   But as the scene goes on, it does seem, once again, to be a serious undertaking.
----------
Not sure if you mean it this way, but there are some subtle things that create the impression that, of course, the boy is naturally braver than the girl, and he has to pave the way to give her the courage to proceed in the first place and not back down in the middle of it. They don't seem equally committed to doing this. Nothing wrong with one of them being someone reluctant, but it could easily come off as a  stereotypical gender difference you might not intend.

-------
Body language. You might want to consider some less standard ways of showing their decisions and feelings at any given point than references to body parts -- chin, hands, head. Between the two characters, there are quite a few chin actions.
    Some of this is fine, but you may be missing opportunities to do some original, less generic, things instead. For example, you might want to do more with the K taking his place before the wall, not just saying "he went to stand" there. Seems to  me that it would be a key moment to reveal more of him in ways that make him unique. More could be done with moment the hologram cam passes from one to the other.  Something that gives us a better idea of what makes each of them them the individuals they are.

----------
Instead of so many mentions of "she saw, she heard" and "he saw, he heard" what the other person did-- which we can assume since they are both present -- you could get more dramatic mileage by giving a reaction/response to what each one heard, or not bothering to say they saw or heard it.

------
Overall, I think you've laid down a good opening with an interesting progression of actions. Some places could be fleshed out more.
    For me, it is less helpful to think of "avoiding white-room syndrome" than to ask where there might be more little opportunities to reveal each character. I do like some of the things you've done with the interplay of characters and setting, including the changing winds. There are some definite improvements in that regard over the first draft.
Logged
maryj59
Sr. Member
****

Karma: 28
Offline Offline

Posts: 155


WWW
« Reply #8 on: September 08, 2017, 01:37:25 PM »

Thanks for looking, Munley! You've given me a lot to think about; thus the slow reply. Have a good weekend.
Logged
B.W.French
Jr. Member
**

Karma: 10
Offline Offline

Posts: 34


« Reply #9 on: September 13, 2017, 10:56:09 AM »

Hi!
Just a small comment. I think that :"as a man does when he tries not to cry out" could be left out. The description before it, makes the reader aware of that.  Kool-Aid
Logged
maryj59
Sr. Member
****

Karma: 28
Offline Offline

Posts: 155


WWW
« Reply #10 on: October 03, 2017, 10:34:15 PM »

Thanks!
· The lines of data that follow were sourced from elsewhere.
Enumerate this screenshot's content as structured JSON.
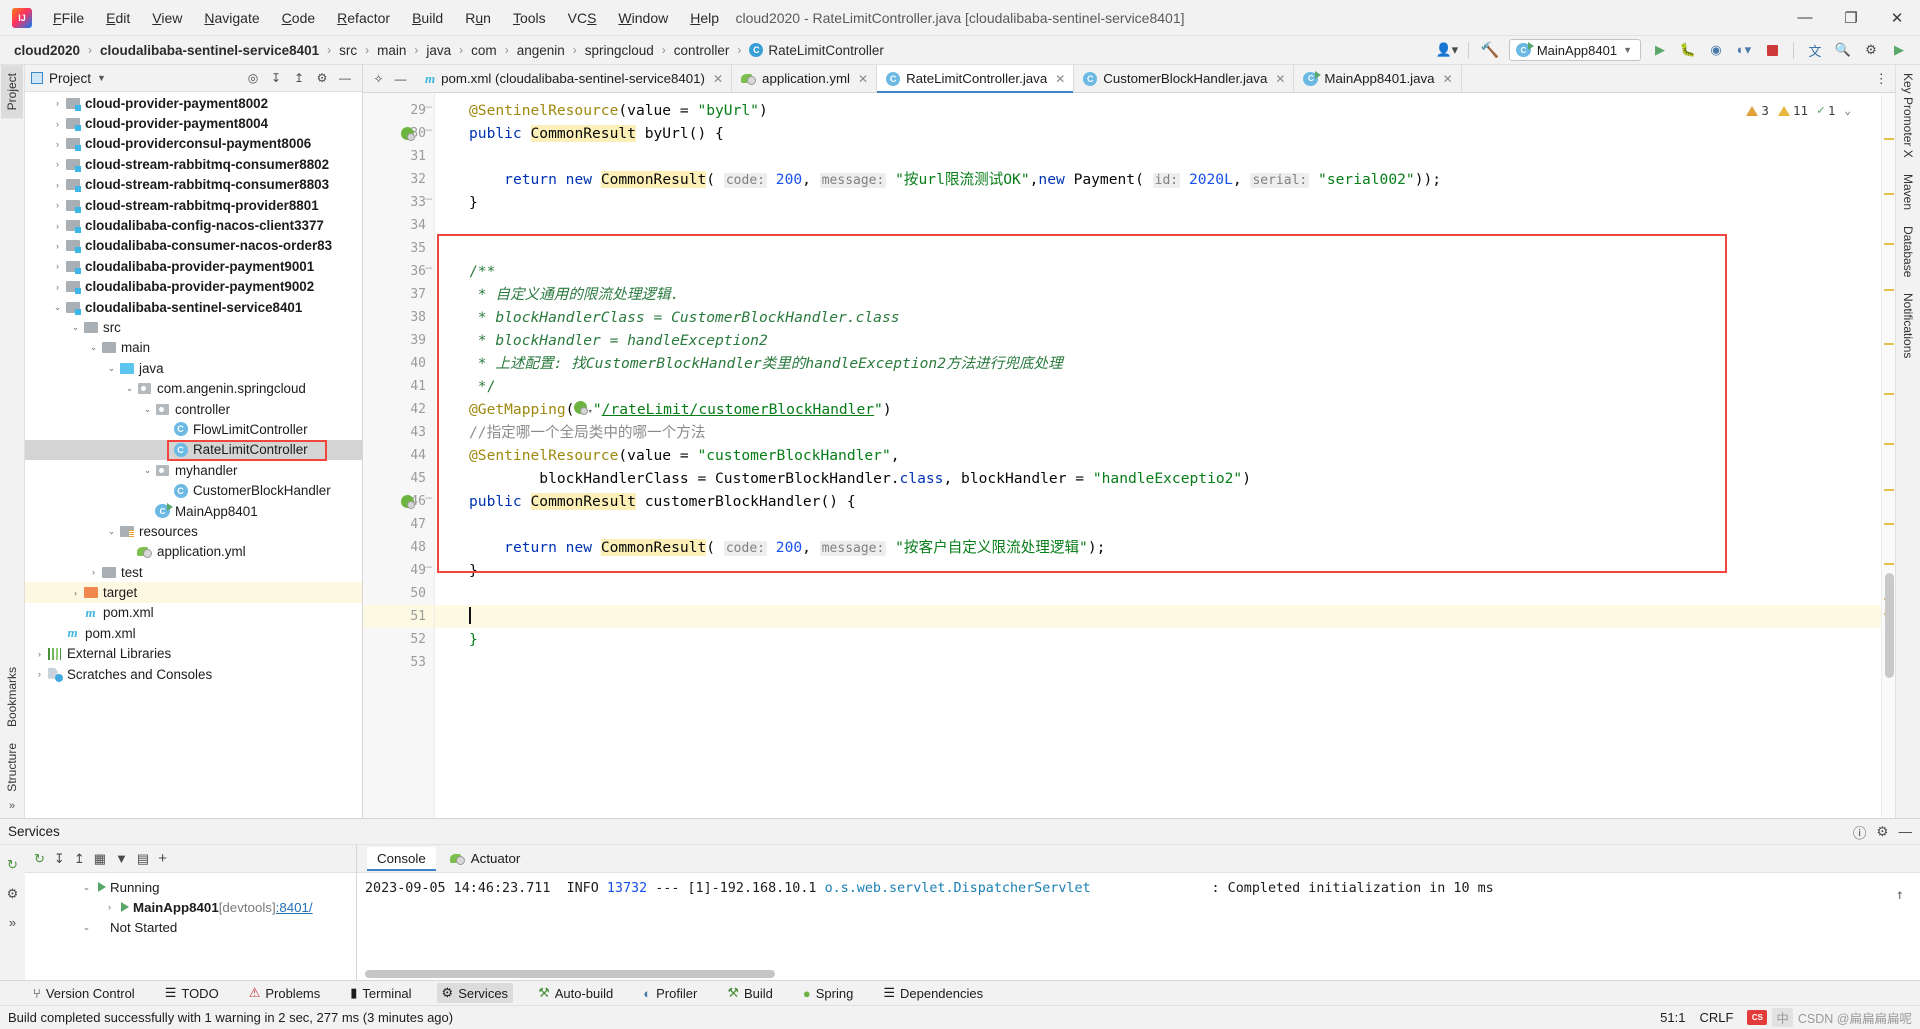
{
  "titlebar": {
    "logo": "intellij-logo",
    "menus": [
      "File",
      "Edit",
      "View",
      "Navigate",
      "Code",
      "Refactor",
      "Build",
      "Run",
      "Tools",
      "VCS",
      "Window",
      "Help"
    ],
    "window_title": "cloud2020 - RateLimitController.java [cloudalibaba-sentinel-service8401]",
    "minimize": "—",
    "maximize": "❐",
    "close": "✕"
  },
  "navbar": {
    "crumbs": [
      "cloud2020",
      "cloudalibaba-sentinel-service8401",
      "src",
      "main",
      "java",
      "com",
      "angenin",
      "springcloud",
      "controller",
      "RateLimitController"
    ],
    "separator": "›",
    "class_badge": "C",
    "run_config": "MainApp8401",
    "icons": [
      "account-icon",
      "build-hammer-icon",
      "run-icon",
      "debug-icon",
      "run-coverage-icon",
      "profiler-icon",
      "stop-icon",
      "translate-icon",
      "search-icon",
      "settings-icon",
      "updates-icon"
    ]
  },
  "left_rail": [
    "Project",
    "Structure",
    "Bookmarks"
  ],
  "right_rail": [
    "Key Promoter X",
    "Maven",
    "Database",
    "Notifications"
  ],
  "project_panel": {
    "title": "Project",
    "actions": [
      "locate-icon",
      "expand-all-icon",
      "collapse-all-icon",
      "settings-icon",
      "hide-icon"
    ],
    "tree": [
      {
        "indent": 1,
        "arrow": "›",
        "icon": "module",
        "label": "cloud-provider-payment8002",
        "bold": true,
        "state": "partial"
      },
      {
        "indent": 1,
        "arrow": "›",
        "icon": "module",
        "label": "cloud-provider-payment8004",
        "bold": true
      },
      {
        "indent": 1,
        "arrow": "›",
        "icon": "module",
        "label": "cloud-providerconsul-payment8006",
        "bold": true
      },
      {
        "indent": 1,
        "arrow": "›",
        "icon": "module",
        "label": "cloud-stream-rabbitmq-consumer8802",
        "bold": true
      },
      {
        "indent": 1,
        "arrow": "›",
        "icon": "module",
        "label": "cloud-stream-rabbitmq-consumer8803",
        "bold": true
      },
      {
        "indent": 1,
        "arrow": "›",
        "icon": "module",
        "label": "cloud-stream-rabbitmq-provider8801",
        "bold": true
      },
      {
        "indent": 1,
        "arrow": "›",
        "icon": "module",
        "label": "cloudalibaba-config-nacos-client3377",
        "bold": true
      },
      {
        "indent": 1,
        "arrow": "›",
        "icon": "module",
        "label": "cloudalibaba-consumer-nacos-order83",
        "bold": true
      },
      {
        "indent": 1,
        "arrow": "›",
        "icon": "module",
        "label": "cloudalibaba-provider-payment9001",
        "bold": true
      },
      {
        "indent": 1,
        "arrow": "›",
        "icon": "module",
        "label": "cloudalibaba-provider-payment9002",
        "bold": true
      },
      {
        "indent": 1,
        "arrow": "⌄",
        "icon": "module",
        "label": "cloudalibaba-sentinel-service8401",
        "bold": true
      },
      {
        "indent": 2,
        "arrow": "⌄",
        "icon": "folder",
        "label": "src"
      },
      {
        "indent": 3,
        "arrow": "⌄",
        "icon": "folder",
        "label": "main"
      },
      {
        "indent": 4,
        "arrow": "⌄",
        "icon": "folder-blue",
        "label": "java"
      },
      {
        "indent": 5,
        "arrow": "⌄",
        "icon": "package",
        "label": "com.angenin.springcloud"
      },
      {
        "indent": 6,
        "arrow": "⌄",
        "icon": "package",
        "label": "controller"
      },
      {
        "indent": 7,
        "arrow": "",
        "icon": "class",
        "label": "FlowLimitController"
      },
      {
        "indent": 7,
        "arrow": "",
        "icon": "class",
        "label": "RateLimitController",
        "selected": true,
        "boxed": true
      },
      {
        "indent": 6,
        "arrow": "⌄",
        "icon": "package",
        "label": "myhandler"
      },
      {
        "indent": 7,
        "arrow": "",
        "icon": "class",
        "label": "CustomerBlockHandler"
      },
      {
        "indent": 6,
        "arrow": "",
        "icon": "runnable-class",
        "label": "MainApp8401"
      },
      {
        "indent": 4,
        "arrow": "⌄",
        "icon": "folder-resources",
        "label": "resources"
      },
      {
        "indent": 5,
        "arrow": "",
        "icon": "yaml",
        "label": "application.yml"
      },
      {
        "indent": 3,
        "arrow": "›",
        "icon": "folder",
        "label": "test"
      },
      {
        "indent": 2,
        "arrow": "›",
        "icon": "folder-orange",
        "label": "target",
        "highlighted": true
      },
      {
        "indent": 2,
        "arrow": "",
        "icon": "maven",
        "label": "pom.xml"
      },
      {
        "indent": 1,
        "arrow": "",
        "icon": "maven",
        "label": "pom.xml"
      },
      {
        "indent": 0,
        "arrow": "›",
        "icon": "libraries",
        "label": "External Libraries"
      },
      {
        "indent": 0,
        "arrow": "›",
        "icon": "scratches",
        "label": "Scratches and Consoles"
      }
    ]
  },
  "editor": {
    "tabs": [
      {
        "icon": "maven-icon",
        "label": "pom.xml (cloudalibaba-sentinel-service8401)",
        "active": false
      },
      {
        "icon": "yaml-icon",
        "label": "application.yml",
        "active": false
      },
      {
        "icon": "class-icon",
        "label": "RateLimitController.java",
        "active": true
      },
      {
        "icon": "class-icon",
        "label": "CustomerBlockHandler.java",
        "active": false
      },
      {
        "icon": "runnable-class-icon",
        "label": "MainApp8401.java",
        "active": false
      }
    ],
    "tab_close": "✕",
    "inspection": {
      "warnings_weak": "3",
      "warnings": "11",
      "typos": "1",
      "collapse": "⌄"
    },
    "first_line": 29,
    "lines": [
      {
        "n": 29,
        "gutter_icon": "",
        "fold": "top"
      },
      {
        "n": 30,
        "gutter_icon": "spring-bean",
        "fold": "mid"
      },
      {
        "n": 31
      },
      {
        "n": 32
      },
      {
        "n": 33,
        "fold": "end"
      },
      {
        "n": 34
      },
      {
        "n": 35
      },
      {
        "n": 36,
        "fold": "top"
      },
      {
        "n": 37
      },
      {
        "n": 38
      },
      {
        "n": 39
      },
      {
        "n": 40
      },
      {
        "n": 41
      },
      {
        "n": 42
      },
      {
        "n": 43
      },
      {
        "n": 44
      },
      {
        "n": 45
      },
      {
        "n": 46,
        "gutter_icon": "spring-bean",
        "fold": "mid"
      },
      {
        "n": 47
      },
      {
        "n": 48
      },
      {
        "n": 49,
        "fold": "end"
      },
      {
        "n": 50
      },
      {
        "n": 51,
        "current": true
      },
      {
        "n": 52
      },
      {
        "n": 53
      }
    ],
    "code_text": {
      "l29": "@SentinelResource(value = \"byUrl\")",
      "l30": "public CommonResult byUrl() {",
      "l32": "return new CommonResult( code: 200, message: \"按url限流测试OK\",new Payment( id: 2020L, serial: \"serial002\"));",
      "l33": "}",
      "l36": "/**",
      "l37": "* 自定义通用的限流处理逻辑.",
      "l38": "* blockHandlerClass = CustomerBlockHandler.class",
      "l39": "* blockHandler = handleException2",
      "l40": "* 上述配置: 找CustomerBlockHandler类里的handleException2方法进行兜底处理",
      "l41": "*/",
      "l42": "@GetMapping(\"/rateLimit/customerBlockHandler\")",
      "l43": "//指定哪一个全局类中的哪一个方法",
      "l44": "@SentinelResource(value = \"customerBlockHandler\",",
      "l45": "blockHandlerClass = CustomerBlockHandler.class, blockHandler = \"handleExceptio2\")",
      "l46": "public CommonResult customerBlockHandler() {",
      "l48": "return new CommonResult( code: 200, message: \"按客户自定义限流处理逻辑\");",
      "l49": "}",
      "l52": "}"
    }
  },
  "services": {
    "title": "Services",
    "head_icons": [
      "help-icon",
      "settings-icon",
      "hide-icon"
    ],
    "toolbar_icons": [
      "refresh-icon",
      "expand-icon",
      "collapse-icon",
      "group-icon",
      "filter-icon",
      "view-icon",
      "add-icon"
    ],
    "tree": [
      {
        "indent": 1,
        "arrow": "⌄",
        "icon": "run-green",
        "label": "Running"
      },
      {
        "indent": 2,
        "arrow": "›",
        "icon": "run-green",
        "label": "MainApp8401",
        "suffix": " [devtools] ",
        "link": ":8401/",
        "bold": true
      },
      {
        "indent": 1,
        "arrow": "⌄",
        "icon": "",
        "label": "Not Started"
      }
    ],
    "tabs": [
      {
        "label": "Console",
        "active": true,
        "icon": ""
      },
      {
        "label": "Actuator",
        "active": false,
        "icon": "actuator-icon"
      }
    ],
    "console_line": {
      "timestamp": "2023-09-05 14:46:23.711",
      "level": "INFO",
      "pid": "13732",
      "sep": "---",
      "thread": "[1]-192.168.10.1",
      "logger": "o.s.web.servlet.DispatcherServlet",
      "colon": ":",
      "message": "Completed initialization in 10 ms"
    }
  },
  "toolstrip": [
    {
      "icon": "branch-icon",
      "label": "Version Control"
    },
    {
      "icon": "todo-icon",
      "label": "TODO"
    },
    {
      "icon": "problems-icon",
      "label": "Problems"
    },
    {
      "icon": "terminal-icon",
      "label": "Terminal"
    },
    {
      "icon": "services-icon",
      "label": "Services",
      "active": true
    },
    {
      "icon": "build-icon",
      "label": "Auto-build"
    },
    {
      "icon": "profiler-icon",
      "label": "Profiler"
    },
    {
      "icon": "build-icon",
      "label": "Build"
    },
    {
      "icon": "spring-icon",
      "label": "Spring"
    },
    {
      "icon": "dependencies-icon",
      "label": "Dependencies"
    }
  ],
  "statusbar": {
    "message": "Build completed successfully with 1 warning in 2 sec, 277 ms (3 minutes ago)",
    "caret": "51:1",
    "line_sep": "CRLF",
    "ime": "中",
    "watermark": "CSDN @扁扁扁扁呢"
  },
  "colors": {
    "accent": "#4083c9",
    "keyword": "#0033b3",
    "string": "#067d17",
    "number": "#1750eb",
    "annotation": "#9e880d",
    "doc_comment": "#2a7a3e",
    "line_comment": "#8c8c8c",
    "highlight_box": "#f1453d",
    "selection": "#d4d4d4"
  }
}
I have eliminated that sentence in the rewrite. Did you see that?
Logged
Pages: [1]   Go Up
  Print  
 
Jump to:  

Powered by MySQL Powered by PHP Powered by SMF 1.1.2 | SMF © 2006-2007, Simple Machines LLC Valid XHTML 1.0! Valid CSS!